Schoenball, M., Davatzes, N., & Glen, J. (2015). Differentiating induced and natural seismicity using space-time-magnitude statistics applied to the Coso Geothermal field. Geophysical Research Abstracts, 42(15), 6221-6228. Web.
Schulz, S., & Wallace, R. (2013). The San Andreas Fault. Web.
USGS. (2005). Earthquake Science Explained. Web.
USGS. (2016). 7 Days, All Magnitudes Worldwide. Web.
USGS. (2016a). Advanced National Seismic System. Web.
USGS. (2016b). Coso Volcanic Field: California Volcano Observatory.
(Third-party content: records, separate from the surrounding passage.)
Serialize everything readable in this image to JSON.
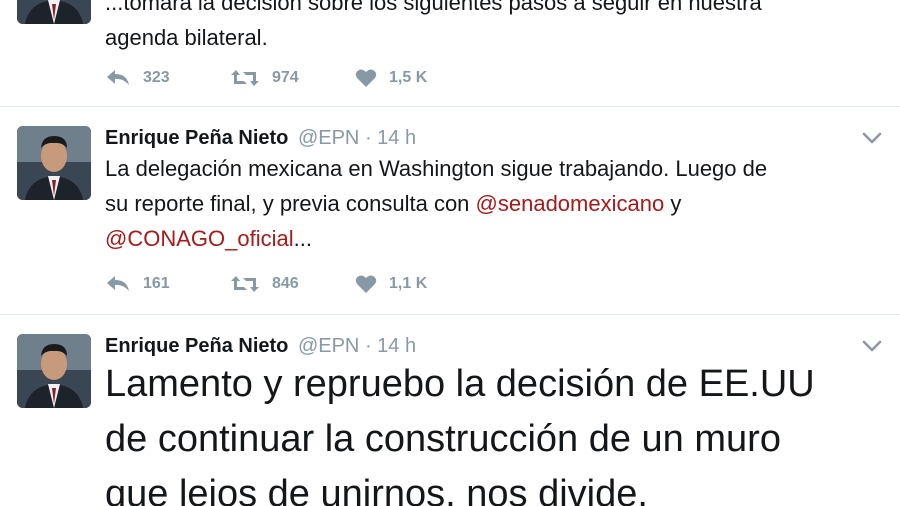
{
  "tweets": [
    {
      "text_lines": [
        "...tomará la decisión sobre los siguientes pasos a seguir en nuestra",
        "agenda bilateral."
      ],
      "replies": "323",
      "retweets": "974",
      "likes": "1,5 K"
    },
    {
      "name": "Enrique Peña Nieto",
      "handle": "@EPN",
      "separator": "·",
      "time": "14 h",
      "text_line1": "La delegación mexicana en Washington sigue trabajando. Luego de",
      "text_line2_pre": "su reporte final, y previa consulta con ",
      "mention1": "@senadomexicano",
      "text_line2_post": " y",
      "mention2": "@CONAGO_oficial",
      "text_line3_post": "...",
      "replies": "161",
      "retweets": "846",
      "likes": "1,1 K"
    },
    {
      "name": "Enrique Peña Nieto",
      "handle": "@EPN",
      "separator": "·",
      "time": "14 h",
      "text_lines": [
        "Lamento y repruebo la decisión de EE.UU",
        "de continuar la construcción de un muro",
        "que lejos de unirnos, nos divide."
      ]
    }
  ],
  "icons": {
    "avatar": "profile-photo",
    "reply": "reply-icon",
    "retweet": "retweet-icon",
    "like": "heart-icon",
    "menu": "chevron-down-icon"
  },
  "colors": {
    "mention": "#a61a1a",
    "meta": "#8899a6",
    "text": "#14171a",
    "divider": "#e1e8ed"
  }
}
Web.
USGS. (2016c). M3.1 – 26km E of Coso Junction, CA. Web.